- Too much of anything is not good. Too much dampening of sound can affect the experience immensely. Most living spaces with bookshelves, pictures, furniture, and drapes absorb and reflect sound in a way that’s fine for most people. Don’t plan on a completely empty room, as it can act as an echo chamber.
The perfect picture
The right TV plays an important role in your home theatre system. You don’t want a too big screen.
- There’s an actual formula that will help you pick the right size TV. Measure the distance of the screen to the main seat, in inches. Multiply that by .84 and you’ll get a diagonal screen size (Distance x 0.84 = Screen Size). This is the maximum screen size recommendation. For example: If your seat is 72 inches from the screen, the formula would look like this: 72 x .84 = 60.4. So the maximum recommended screen is 60 inches. Of course, you can go larger. It’s really personal choice. Just be sure that you don’t have to move your head back and forth to keep up with the action on screen.

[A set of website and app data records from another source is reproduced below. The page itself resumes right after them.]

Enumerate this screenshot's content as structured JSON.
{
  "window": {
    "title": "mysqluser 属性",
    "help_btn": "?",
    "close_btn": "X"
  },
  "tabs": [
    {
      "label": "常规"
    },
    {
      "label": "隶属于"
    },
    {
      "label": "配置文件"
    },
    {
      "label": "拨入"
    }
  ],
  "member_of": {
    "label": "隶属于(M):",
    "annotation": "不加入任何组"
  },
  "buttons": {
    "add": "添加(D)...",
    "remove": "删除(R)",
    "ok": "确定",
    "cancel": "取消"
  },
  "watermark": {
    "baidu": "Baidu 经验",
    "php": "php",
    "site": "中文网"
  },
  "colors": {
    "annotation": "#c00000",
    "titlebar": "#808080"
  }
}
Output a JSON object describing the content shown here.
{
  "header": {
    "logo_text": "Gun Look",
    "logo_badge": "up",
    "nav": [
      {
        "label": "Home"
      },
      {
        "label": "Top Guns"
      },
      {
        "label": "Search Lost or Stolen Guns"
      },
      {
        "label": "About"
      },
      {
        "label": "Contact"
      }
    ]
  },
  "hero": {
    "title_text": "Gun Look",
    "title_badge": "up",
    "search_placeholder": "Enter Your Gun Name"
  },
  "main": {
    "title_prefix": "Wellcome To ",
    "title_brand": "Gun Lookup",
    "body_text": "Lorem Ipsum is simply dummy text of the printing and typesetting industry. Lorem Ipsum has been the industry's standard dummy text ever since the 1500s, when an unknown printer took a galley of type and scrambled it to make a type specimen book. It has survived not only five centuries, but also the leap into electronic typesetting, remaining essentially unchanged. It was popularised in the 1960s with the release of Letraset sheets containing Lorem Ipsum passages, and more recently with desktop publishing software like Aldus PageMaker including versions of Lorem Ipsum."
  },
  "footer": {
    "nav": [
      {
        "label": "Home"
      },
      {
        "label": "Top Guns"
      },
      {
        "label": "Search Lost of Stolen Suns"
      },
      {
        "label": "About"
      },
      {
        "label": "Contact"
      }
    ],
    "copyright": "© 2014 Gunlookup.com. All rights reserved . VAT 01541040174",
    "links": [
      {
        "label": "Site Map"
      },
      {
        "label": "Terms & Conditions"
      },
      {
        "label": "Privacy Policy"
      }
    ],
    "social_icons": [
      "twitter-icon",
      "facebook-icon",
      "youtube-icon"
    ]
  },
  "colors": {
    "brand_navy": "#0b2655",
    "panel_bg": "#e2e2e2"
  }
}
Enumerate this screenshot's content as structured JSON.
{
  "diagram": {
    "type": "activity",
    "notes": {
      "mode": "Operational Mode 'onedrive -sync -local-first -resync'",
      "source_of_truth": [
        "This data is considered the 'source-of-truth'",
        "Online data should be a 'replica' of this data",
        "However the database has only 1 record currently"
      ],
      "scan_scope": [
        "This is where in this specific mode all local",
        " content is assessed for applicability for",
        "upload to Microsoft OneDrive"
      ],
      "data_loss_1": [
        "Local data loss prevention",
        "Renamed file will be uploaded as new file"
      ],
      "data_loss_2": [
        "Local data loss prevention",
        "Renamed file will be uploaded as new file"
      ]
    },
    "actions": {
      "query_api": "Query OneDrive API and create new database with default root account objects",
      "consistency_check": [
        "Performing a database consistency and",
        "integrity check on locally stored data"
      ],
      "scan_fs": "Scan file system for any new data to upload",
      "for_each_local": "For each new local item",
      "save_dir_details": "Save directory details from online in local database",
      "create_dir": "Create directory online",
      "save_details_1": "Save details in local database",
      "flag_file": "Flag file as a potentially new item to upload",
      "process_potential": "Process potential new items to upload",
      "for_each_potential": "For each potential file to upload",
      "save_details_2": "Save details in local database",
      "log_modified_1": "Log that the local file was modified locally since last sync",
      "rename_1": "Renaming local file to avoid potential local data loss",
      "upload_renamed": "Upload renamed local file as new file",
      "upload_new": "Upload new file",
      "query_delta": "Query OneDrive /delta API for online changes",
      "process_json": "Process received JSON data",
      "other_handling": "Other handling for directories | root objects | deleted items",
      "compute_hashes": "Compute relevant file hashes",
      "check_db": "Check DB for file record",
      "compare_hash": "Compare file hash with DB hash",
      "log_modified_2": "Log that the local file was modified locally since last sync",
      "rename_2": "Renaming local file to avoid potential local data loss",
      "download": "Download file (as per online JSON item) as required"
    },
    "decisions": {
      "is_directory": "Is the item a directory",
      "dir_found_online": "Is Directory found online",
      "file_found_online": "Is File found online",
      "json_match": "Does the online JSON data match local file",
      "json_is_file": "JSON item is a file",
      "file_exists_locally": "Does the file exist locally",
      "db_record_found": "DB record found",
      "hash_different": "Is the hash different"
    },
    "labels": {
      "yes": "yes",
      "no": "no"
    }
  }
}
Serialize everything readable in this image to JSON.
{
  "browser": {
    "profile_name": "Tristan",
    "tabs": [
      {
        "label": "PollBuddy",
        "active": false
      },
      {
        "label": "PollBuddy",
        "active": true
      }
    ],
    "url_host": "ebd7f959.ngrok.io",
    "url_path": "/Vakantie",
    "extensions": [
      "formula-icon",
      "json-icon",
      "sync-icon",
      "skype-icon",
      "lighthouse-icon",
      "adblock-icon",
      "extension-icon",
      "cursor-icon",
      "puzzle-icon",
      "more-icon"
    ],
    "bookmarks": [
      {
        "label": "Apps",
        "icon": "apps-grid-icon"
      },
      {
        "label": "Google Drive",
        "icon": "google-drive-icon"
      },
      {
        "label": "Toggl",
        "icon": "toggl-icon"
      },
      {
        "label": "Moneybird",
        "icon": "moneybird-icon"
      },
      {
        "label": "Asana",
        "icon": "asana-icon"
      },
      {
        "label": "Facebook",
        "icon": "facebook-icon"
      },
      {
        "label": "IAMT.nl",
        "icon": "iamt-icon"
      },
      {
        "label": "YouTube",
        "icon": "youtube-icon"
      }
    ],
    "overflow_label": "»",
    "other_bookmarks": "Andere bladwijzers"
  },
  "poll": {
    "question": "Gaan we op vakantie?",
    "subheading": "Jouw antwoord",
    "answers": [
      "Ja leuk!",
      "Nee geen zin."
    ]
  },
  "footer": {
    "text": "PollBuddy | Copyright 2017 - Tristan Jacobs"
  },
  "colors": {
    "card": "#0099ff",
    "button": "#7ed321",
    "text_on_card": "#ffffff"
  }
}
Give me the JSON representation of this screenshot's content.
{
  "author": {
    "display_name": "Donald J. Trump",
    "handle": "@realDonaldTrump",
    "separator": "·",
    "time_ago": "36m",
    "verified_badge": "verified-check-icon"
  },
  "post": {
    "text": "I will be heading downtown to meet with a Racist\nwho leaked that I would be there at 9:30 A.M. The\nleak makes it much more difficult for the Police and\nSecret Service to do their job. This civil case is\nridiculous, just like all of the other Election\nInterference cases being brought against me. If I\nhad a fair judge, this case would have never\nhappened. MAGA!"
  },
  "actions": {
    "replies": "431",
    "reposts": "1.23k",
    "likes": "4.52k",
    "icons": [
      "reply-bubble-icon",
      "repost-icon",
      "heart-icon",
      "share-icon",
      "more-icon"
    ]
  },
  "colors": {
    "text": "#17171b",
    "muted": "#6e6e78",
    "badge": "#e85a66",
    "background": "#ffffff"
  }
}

- Find the best TV deal. Technology keeps on changing, so it’s a little difficult to say what will be the best HDTV to purchase.
For the perfect home theatre you don’t need a system that delivers good sound, you need a system the delivers great sound! Here are a few points you need to take note of when it comes to great sound.
- Seek uniform delivery. You want a sound coverage pattern, known as off-axis performance, which equally envelops everyone in the room.
- The center channel is the biggest challenge to a sound system and the most important speaker in the room. Low quality speakers are prone to lobbing, a degradation of sound caused when speakers of the same size and shape are placed too close together. That is why it is important for you to test the placement. The test will help you make adjustments so that the sound to all the seats is the same. There are loads of smartphone apps that will help you test signals.
- The center channel is fine below the screen. It’s better above the screen. It’s at its best when it’s behind or within the screen—that works if you’re using a projection system with a screen that allows sounds to pass through without muffling them.
- Surround sound speakers should be to the side, above, and maybe a bit behind the audience. Do not aim the speakers right at the listeners’ ears. The surround sound speakers should have a left and right spread of 45 to 60 degrees. If possible, get high dispersion speakers, which spread the sound as it comes out of the speakers.
- Forward left and right speakers should be 5/8 of the way up the TV screen. This aligns the speakers with the actors’ heads on the screen, creating the feeling that the sound is coming from their mouths.
- Crank up the bass. The goal with the subwoofer is to have it play all the sounds at frequencies of 80Hz and lower. (Check your particular hardware’s instructions for setup procedures.) Keep the subwoofer away from walls. The quality of the bass will increase and your neighbors will thank you.
The Electronic connection
To connect your TV with speakers, you will need a configuration that is of #AClassApart quality and low complexity.
- Match the receiver to the room. It’s important that your receiver is appropriate for its environment. An overpowered receiver in a tiny room is just a waste of money.
- Keep it simple. You don’t want to control the home theatre system with 5 remote controllers. The goal is to operate the system using a single remote that the least tech-savvy person in the house can understand.
- Cover the basics. Does the receiver you’re considering have enough inputs for all of your peripherals? There’s no shame in purchasing equipment from a dealer that will help you set it up and show you how to use it. If the equipment’s manual is larger than the last book you read, get help.
Try these out and we are sure your home theatre experience will be #AClassApart. Do you have any suggestions? Leave them in the comment box below.